  1. Taking a shortcut in the short term will often cause you bigger problems down the road. To be honest, this whole thing was my fault. No, I’m not the one who pushed “delete” but I was the one who took a shortcut! I have an onboarding process in place for new designers – each new designer gets their own server to build test sites. I just didn’t want to bother with setting up a new ID and adding a new user, so I let him use my credentials. That one little attempt to save a tiny bit of time and money cost me thousands in lost revenue from my site being offline for nearly 2 days, plus the money I invested to get emergency help to restore the site as quickly as possible. Proverbs 21:5 says “the plans of the diligent lead surely to abundance, but everyone who is hasty comes only to poverty.” This verse has a whole new meaning to me — never again will I violate my policies and take a quick shortcut in an attempt to be cheap.
  2. Leading by example builds team morale. When I found out what this team member had done, my first instinct was to be horrified – then FRUSTRATED! But in just a few seconds, I realized that getting mad at this person was not going to solve the problem. It was an honest mistake, not an attempt at sabotage, and the person already felt horrible enough about what had happened (I guarantee they’ll NEVER take down anyone else’s site by accident lol!). My other team members were all asking me if the new person was losing his contract, and it felt really good to tell them that he was NOT! I was able to explain that everyone (Including me! Especially me!) makes mistakes, and to thank this team member for coming to me immediately when he recognized the mistake. My team saw the importance of honesty and integrity — that if they make a mistake in the future, I will support them in finding the solution, and I will honor their willingness to own up to it. It was an amazing chance for me to restore dignity to this incredible team member, to build rapport with my entire team, and I’m really grateful that (only by God’s grace) I had this opportunity to lead by example.
  3. I have an AMAZING community! Let me tell you, it was not easy to walk through those hours feeling like everything I’d worked for over the last few years had literally vanished into cyber-space. I was mentally calculating how many hours I’d need to re-design pages and pages of services and offerings, and I was really concerned that members of my paid programs were without access to the materials that they had purchased. It would have been EXTRAORDINARILY EASY for me to just curl up in bed, cry, and let things sit for a day. But I knew that wouldn’t serve me OR my clients, so I got to work quickly! My first step: prayer (because I can’t do this thing alone nor do I want to!) My second step: reaching out to the She Works His Way leadership team to ask them to pray with me. Y’all — can I just take a minute and say “wow” — I was almost instantly flooded with encouraging messages and prayers from the women who love and serve this ministry daily (it was so encouraging, inspiring, and totally humbling). Step 3: Get to work. Yes, it took hours of energy and effort, but within 48 hours after the whole ordeal started, everything I needed was back up and running!

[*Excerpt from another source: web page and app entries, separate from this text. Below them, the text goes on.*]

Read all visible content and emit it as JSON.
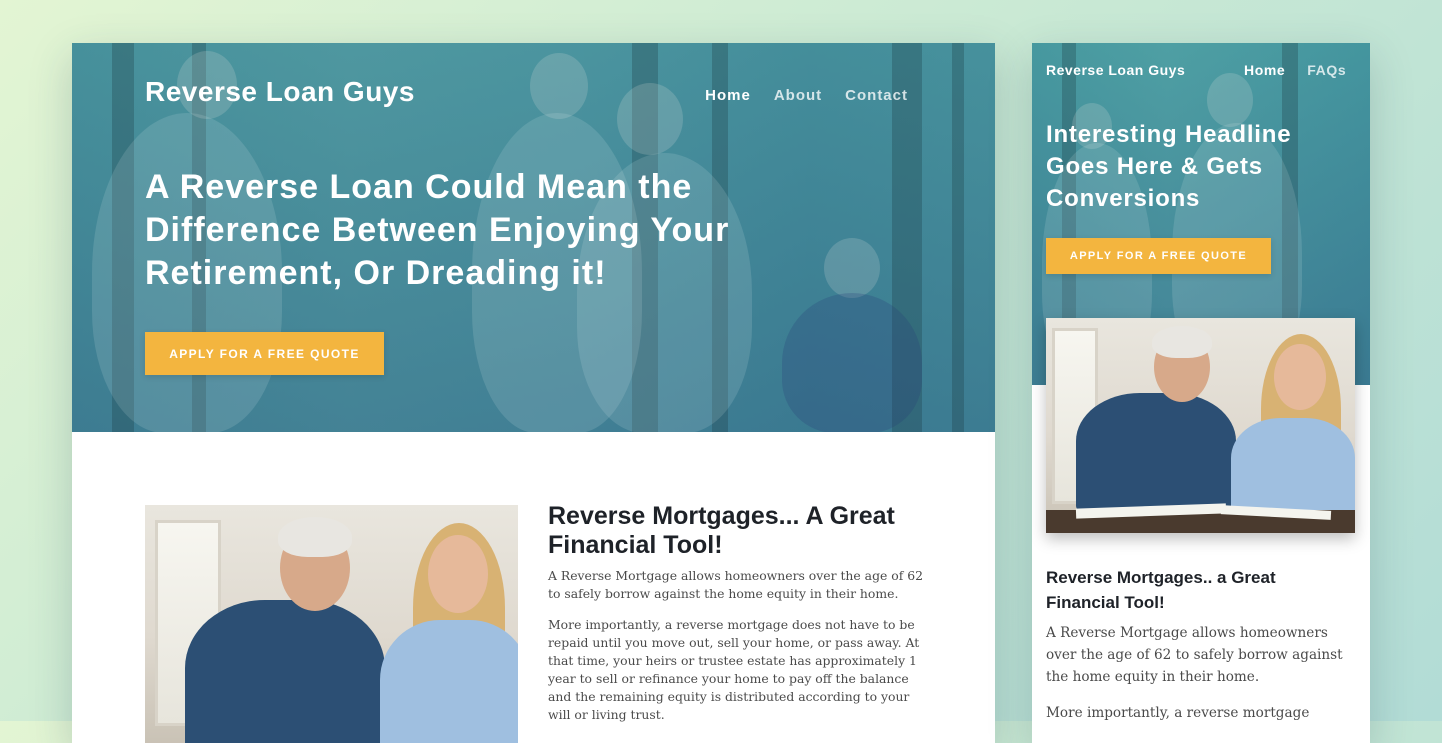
{
  "desktop": {
    "logo": "Reverse Loan Guys",
    "nav": [
      {
        "label": "Home",
        "active": true
      },
      {
        "label": "About",
        "active": false
      },
      {
        "label": "Contact",
        "active": false
      }
    ],
    "hero_title": "A Reverse Loan Could Mean the Difference Between Enjoying Your Retirement, Or Dreading it!",
    "cta_label": "Apply for a free quote",
    "section_title": "Reverse Mortgages... A Great Financial Tool!",
    "paragraphs": [
      "A Reverse Mortgage allows homeowners over the age of 62 to safely borrow against the home equity in their home.",
      "More importantly, a reverse mortgage does not have to be repaid until you move out, sell your home, or pass away. At that time, your heirs or trustee estate has approximately 1 year to sell or refinance your home to pay off the balance and the remaining equity is distributed according to your will or living trust."
    ]
  },
  "mobile": {
    "logo": "Reverse Loan Guys",
    "nav": [
      {
        "label": "Home",
        "active": true
      },
      {
        "label": "FAQs",
        "active": false
      }
    ],
    "hero_title": "Interesting Headline Goes Here & Gets Conversions",
    "cta_label": "Apply for a free quote",
    "section_title": "Reverse Mortgages.. a Great Financial Tool!",
    "paragraphs": [
      "A Reverse Mortgage allows homeowners over the age of 62 to safely borrow against the home equity in their home.",
      "More importantly, a reverse mortgage"
    ]
  },
  "colors": {
    "cta": "#f3b53f",
    "hero_overlay": "#4aa0af",
    "heading_text": "#1e2228",
    "body_text": "#4a4a4a"
  }
}
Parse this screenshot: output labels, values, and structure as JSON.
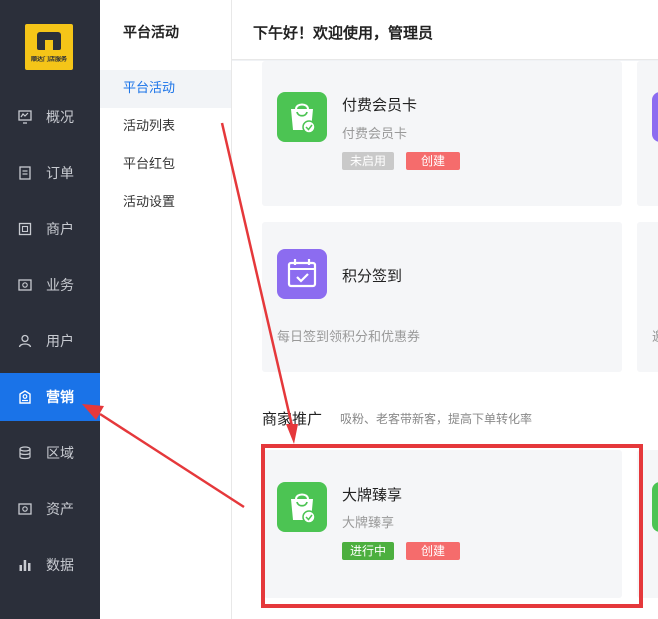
{
  "logo": {
    "text": "顺达门店服务"
  },
  "nav": {
    "items": [
      {
        "label": "概况",
        "icon": "monitor-icon"
      },
      {
        "label": "订单",
        "icon": "document-icon"
      },
      {
        "label": "商户",
        "icon": "store-icon"
      },
      {
        "label": "业务",
        "icon": "briefcase-icon"
      },
      {
        "label": "用户",
        "icon": "user-icon"
      },
      {
        "label": "营销",
        "icon": "marketing-icon"
      },
      {
        "label": "区域",
        "icon": "database-icon"
      },
      {
        "label": "资产",
        "icon": "asset-icon"
      },
      {
        "label": "数据",
        "icon": "bar-chart-icon"
      }
    ],
    "active": "营销"
  },
  "subnav": {
    "title": "平台活动",
    "items": [
      "平台活动",
      "活动列表",
      "平台红包",
      "活动设置"
    ],
    "active": "平台活动"
  },
  "header": {
    "greeting": "下午好！欢迎使用，管理员"
  },
  "cards": [
    {
      "title": "付费会员卡",
      "desc": "付费会员卡",
      "tags": [
        "未启用",
        "创建"
      ],
      "icon": "shopping-bag-icon",
      "color": "#4cc453"
    },
    {
      "title": "积分签到",
      "desc": "每日签到领积分和优惠券",
      "icon": "calendar-check-icon",
      "color": "#8c6cf0"
    }
  ],
  "section": {
    "title": "商家推广",
    "subtitle": "吸粉、老客带新客，提高下单转化率"
  },
  "promo_card": {
    "title": "大牌臻享",
    "desc": "大牌臻享",
    "tags": [
      "进行中",
      "创建"
    ],
    "icon": "shopping-bag-icon"
  },
  "side_cut_text": "邀",
  "colors": {
    "accent": "#1a73e8",
    "highlight": "#e5383b",
    "nav_bg": "#2b2f3a"
  }
}
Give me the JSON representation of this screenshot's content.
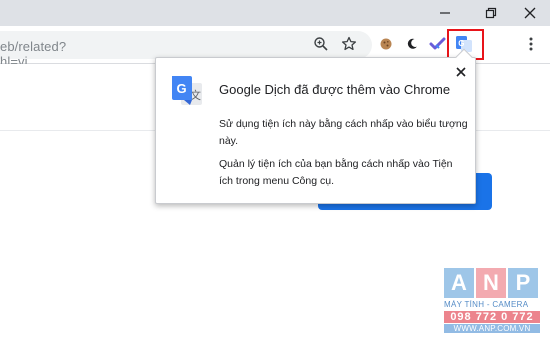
{
  "browser": {
    "url_text": "eb/related?hl=vi",
    "icons": {
      "minimize": "minimize-icon",
      "maximize": "restore-icon",
      "close": "close-icon",
      "zoom": "zoom-icon",
      "bookmark": "star-icon",
      "menu": "more-vert-icon"
    },
    "extensions": [
      "cookie-extension-icon",
      "moon-extension-icon",
      "checkmark-extension-icon",
      "google-translate-extension-icon"
    ],
    "highlight_color": "#e8141a"
  },
  "popup": {
    "title": "Google Dịch đã được thêm vào Chrome",
    "text_1": "Sử dụng tiện ích này bằng cách nhấp vào biểu tượng này.",
    "text_2": "Quản lý tiện ích của bạn bằng cách nhấp vào Tiện ích trong menu Công cụ.",
    "close_icon": "close-icon"
  },
  "page": {
    "accent_color": "#1a73e8"
  },
  "watermark": {
    "letters": [
      "A",
      "N",
      "P"
    ],
    "subtitle": "MÁY TÍNH - CAMERA",
    "phone": "098 772 0 772",
    "site": "WWW.ANP.COM.VN"
  }
}
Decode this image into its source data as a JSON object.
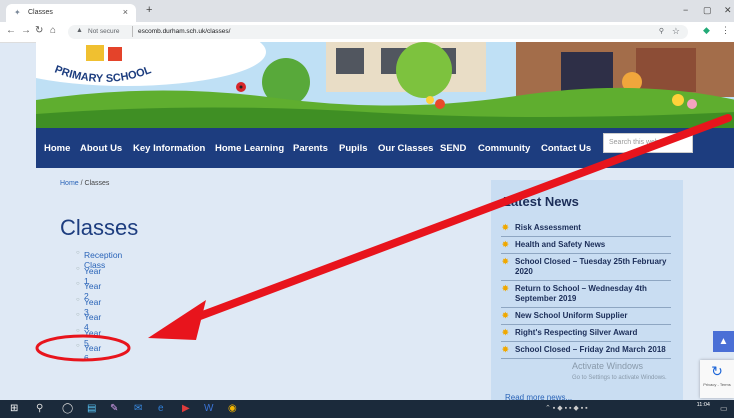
{
  "browser": {
    "tab_title": "Classes",
    "tab_close": "×",
    "new_tab": "+",
    "address_warning": "Not secure",
    "url": "escomb.durham.sch.uk/classes/"
  },
  "site": {
    "logo_text": "PRIMARY SCHOOL",
    "nav": [
      "Home",
      "About Us",
      "Key Information",
      "Home Learning",
      "Parents",
      "Pupils",
      "Our Classes",
      "SEND",
      "Community",
      "Contact Us"
    ],
    "search_placeholder": "Search this website"
  },
  "page": {
    "breadcrumb_home": "Home",
    "breadcrumb_sep": " / ",
    "breadcrumb_current": "Classes",
    "title": "Classes",
    "classes": [
      "Reception Class",
      "Year 1",
      "Year 2",
      "Year 3",
      "Year 4",
      "Year 5",
      "Year 6"
    ]
  },
  "news": {
    "heading": "Latest News",
    "items": [
      "Risk Assessment",
      "Health and Safety News",
      "School Closed – Tuesday 25th February 2020",
      "Return to School – Wednesday 4th September 2019",
      "New School Uniform Supplier",
      "Right's Respecting Silver Award",
      "School Closed – Friday 2nd March 2018"
    ],
    "read_more": "Read more news..."
  },
  "overlay": {
    "activate_title": "Activate Windows",
    "activate_sub": "Go to Settings to activate Windows.",
    "recaptcha_text": "Privacy - Terms"
  },
  "taskbar": {
    "time": "11:04"
  },
  "colors": {
    "nav_bg": "#1d3d7f",
    "sidebar_bg": "#c9ddf2",
    "annotation_red": "#e8141c"
  }
}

I hope this message encourages you that even when it feels like the WORST THING POSSIBLE has happened to you, there are always powerful, positive lessons to be learned!


Rachel (The Techspert™)


P.S. One reason that losing access to my site was so concerning is that I’m about to release a really special opportunity! In preparation, I’m offering a FREE Masterclass: 4 Ways to FIX your Failing FB Ad! You can grab your exclusive invite to the Masterclass right here: free.rachelmcmichael.com